|Buxus semp. suff.||xx||xx||5-8|
|Buxus, all other||xx||xx||xx||5-8|
|Euonymus sieboldiana (ManhattanF1)||xx||xx||xx||xx||xx||xx||3-4||Filler crop (root anytime)|
|Ilex crenata, glabra||x||xx||xx||x||5-8|
|Ilex fosteria, opaca||x||xx||xx||8-10|
|Sarcococca h. humilis||xx||xx||xx||xx||6-8|
|Stranvaesia d. undulata||xx||xx||xx||6-8|
|Juniperus chinensis, upright||xx||xx||10-12|
|Juniperus chin., spreading||xx||xx||xx||10-14|
|Juniperus chinensis, sargenti||xx||xx||xx||xx||8-10|
|Taxus cusp., media||xx||xx||xx||xx||10-14|
|Thuja occid., upright||xx||xx||xx||xx||8-12|
|Thuja occidentalis, umbrac.||xx||xx||xx||xx||6-10|
|Thuja occid., woodwardi||xx||xx||xx||xx||6-10|
ROOTING RESULTS OF CUTTINGEXPERIMENTS
% of roots
Cutting Propagation Lab 2
1. Plant Materials1. Juniperus horizontalis 'Blue Chip' (Blue Chip Juniper)2. Growth Regulators
2. Juniperus chinensis 'Mint Julep' (Mint Julep Juniper)
3. Thuja occidentalis 'Techny' (Techny Arborvitae)
4. Thuja occidentalis 'Woodwardii' (Woodward Globe Arborvitae)
5. Thuja occidentalis 'Wareana' (Siberian Arborvitae)1) Commercial rooting powders3. Supplies and Tools
Check the shelves in the greenhouse lab.
2) IBA solutions
Prepare IBA solutions (in 50% ethanol) in 300 ml bottles
(Dissolve IBA in 100% ethanol, and then dilute to 50%)
3) NAA solutions
Prepare NAA solutions in ethanol or NaOH, then dilute with water.
4) Also prepare control (water) solutions.
All growth regulator solutions must be kept in brown bottles or wrapped in aluminum foils.

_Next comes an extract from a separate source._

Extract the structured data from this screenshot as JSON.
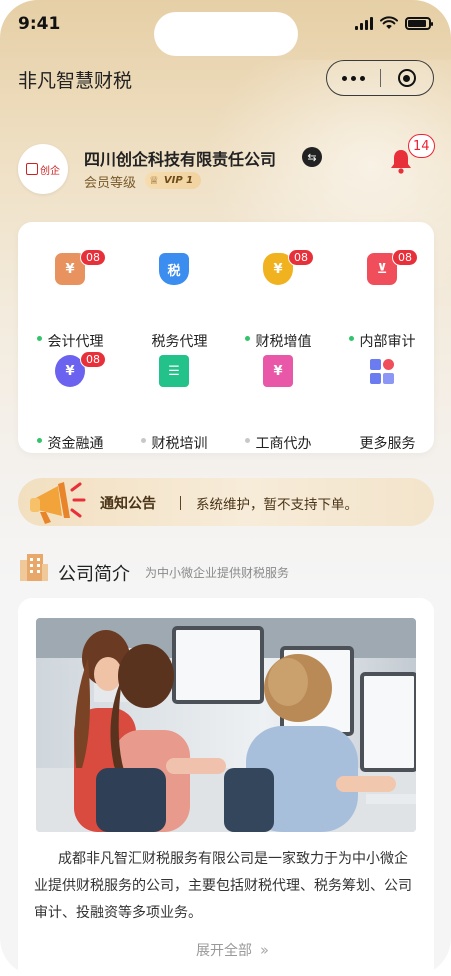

Store the bottles
in the refrigerator until use.
5) Buy or get about 50 styrofoam cups to small aliquots of growth regulator solutions during the lab period.1) Pruning shears (13 pairs)
2) Plastic labels (one box)
3) Sharpee pens (5-6, or a box)
4) Rooting medium
A 50% perlite: 50% peat mixture (about 2 ft3)
5) Trays and cell packs
About 20 trays and 20 cell pack trays.
6) Other supplies: paper towels, etc.